- Clinton SK. Lycopene: chemistry, biology, and implications for human health and disease. Nutr Rev 1998;56:35-51.
- Fuhrman B, Elis A, Aviram M. hypocholesterolemic effect of lycopene and beta-carotene is related to suppression of cholesterol synthesis and augmentation of ldl receptor activity in macrophages. Biochem Biophys Res Comm 1997; 233: 658-62.
- Pearce BC, Parker RA, Deason ME, et al. Hypocholesterolemic activity of synthetic and natural tocotrienols. J Med Chem 1992;35:3595-606.
- Kris-Etherton PM, Zhao G, Binkoski AE, Coval SM, Etherton TD. The effects of nuts on coronary heart disease risk. Nutr Rev 2001 Apr;59(4):103-11
- Dreher ML, Maher CV, Kearney P. the traditional and emerging role of nuts in healthful diets. Nutr Rev 1996;54:241-5.
- Joshipura KJ, Ascherio A, Manson JF, et al. Fruit and vegetable intake in relation to risk of ischemic stroke. JAMA 1999;282:1233-9.
- Bazzano LA, He J, Ogden LG, et al. Fruit and vegetable intake and risk of cardiovascular disease in US adults: the first National Health and Nutrition Examination Survey Epidemiologic Follow-up Study. Am J Clin Nutr 2002;76:93-9
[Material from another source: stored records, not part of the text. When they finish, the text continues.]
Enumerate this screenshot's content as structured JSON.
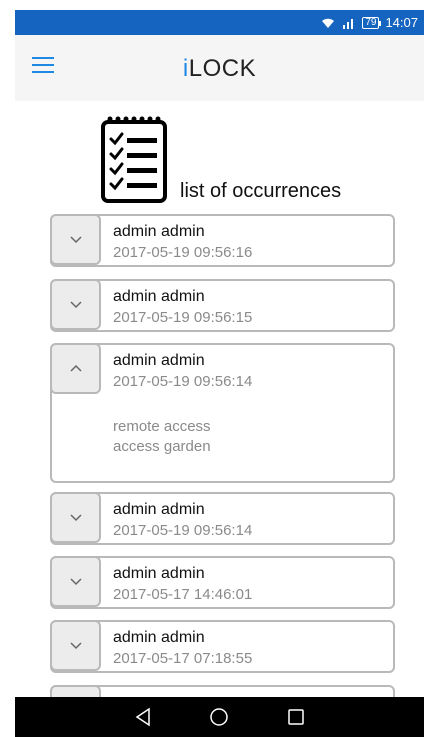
{
  "status_bar": {
    "battery": "79",
    "time": "14:07"
  },
  "app_bar": {
    "title_accent": "i",
    "title_rest": "LOCK"
  },
  "page": {
    "list_title": "list of occurrences"
  },
  "occurrences": [
    {
      "name": "admin admin",
      "time": "2017-05-19 09:56:16",
      "expanded": false
    },
    {
      "name": "admin admin",
      "time": "2017-05-19 09:56:15",
      "expanded": false
    },
    {
      "name": "admin admin",
      "time": "2017-05-19 09:56:14",
      "expanded": true,
      "details": [
        "remote access",
        "access garden"
      ]
    },
    {
      "name": "admin admin",
      "time": "2017-05-19 09:56:14",
      "expanded": false
    },
    {
      "name": "admin admin",
      "time": "2017-05-17 14:46:01",
      "expanded": false
    },
    {
      "name": "admin admin",
      "time": "2017-05-17 07:18:55",
      "expanded": false
    },
    {
      "name": "",
      "time": "",
      "expanded": false
    }
  ],
  "icons": {
    "menu": "menu-icon",
    "checklist": "checklist-icon",
    "chevron_down": "chevron-down-icon",
    "chevron_up": "chevron-up-icon",
    "back": "back-icon",
    "home": "home-icon",
    "recents": "recents-icon"
  },
  "colors": {
    "status_bar": "#1565c0",
    "accent": "#1e88e5",
    "card_border": "#b9b9b9",
    "muted_text": "#8a8a8a"
  }
}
- Beilin LJ, Burke V. Vegetarian diet components, protein and blood pressure: which nutrients are important? Clin Exp Pharmacol Physiol 1995;22:195-8.
- Melby CL, Lyle RM, Poehlman ET. Blood pressure and body mass index in elderly long-term vegetarians and nonvegetarians. Nutr Rep Intern 1988;37(1): 47.
- Wyatt CJ, Velazquez A, Grijalva C, et al. Dietary intake of sodium, potassium and blood pressure in lacto-ovo-vegetarians. Nutr Res 1995;15:819-30.
- Jiang R, Manson JE, Stampfer MJ, et al. Nut and peanut butter consumption and risk of type 2 diabetes in women. JAMA 2002;288:2554-60.
- Fung TT, Hu FB, Pereira MA, et al. Whole-grain intake and the risk of type 2 diabetes: a prospective study in men. Am J Clin Nutr 2002;76:535-40.
- Ford ES, Mokdad AH. Fruit and vegetable consumption and diabetes mellitus incidence among U.S. adults. Prev Med 2001 Jan;32:33-9.
- Sargeant LA, Khaw KT, Bingham S, et al. Fruit and vegetable intake and population glycosylated haemoglobin levels: the EPIC-Norfolk Study. Eur J Clin Nutr 2001;55:342-8.
Search Our Site For More
The calorie counter.
Buy a link here.
Human studies have shown that flaxseed meal can modestly reduce serum cholesterol and LDL cholesterol levels, reduce postprandial glucose absorption, decrease some markers of inflammation. Hence, flaxseed may reduce the risk of cardiovascular disease. It is a rich source of lignans (a phytoestrogen), alpha-linolenic acid (omega-3), and soluble fiber.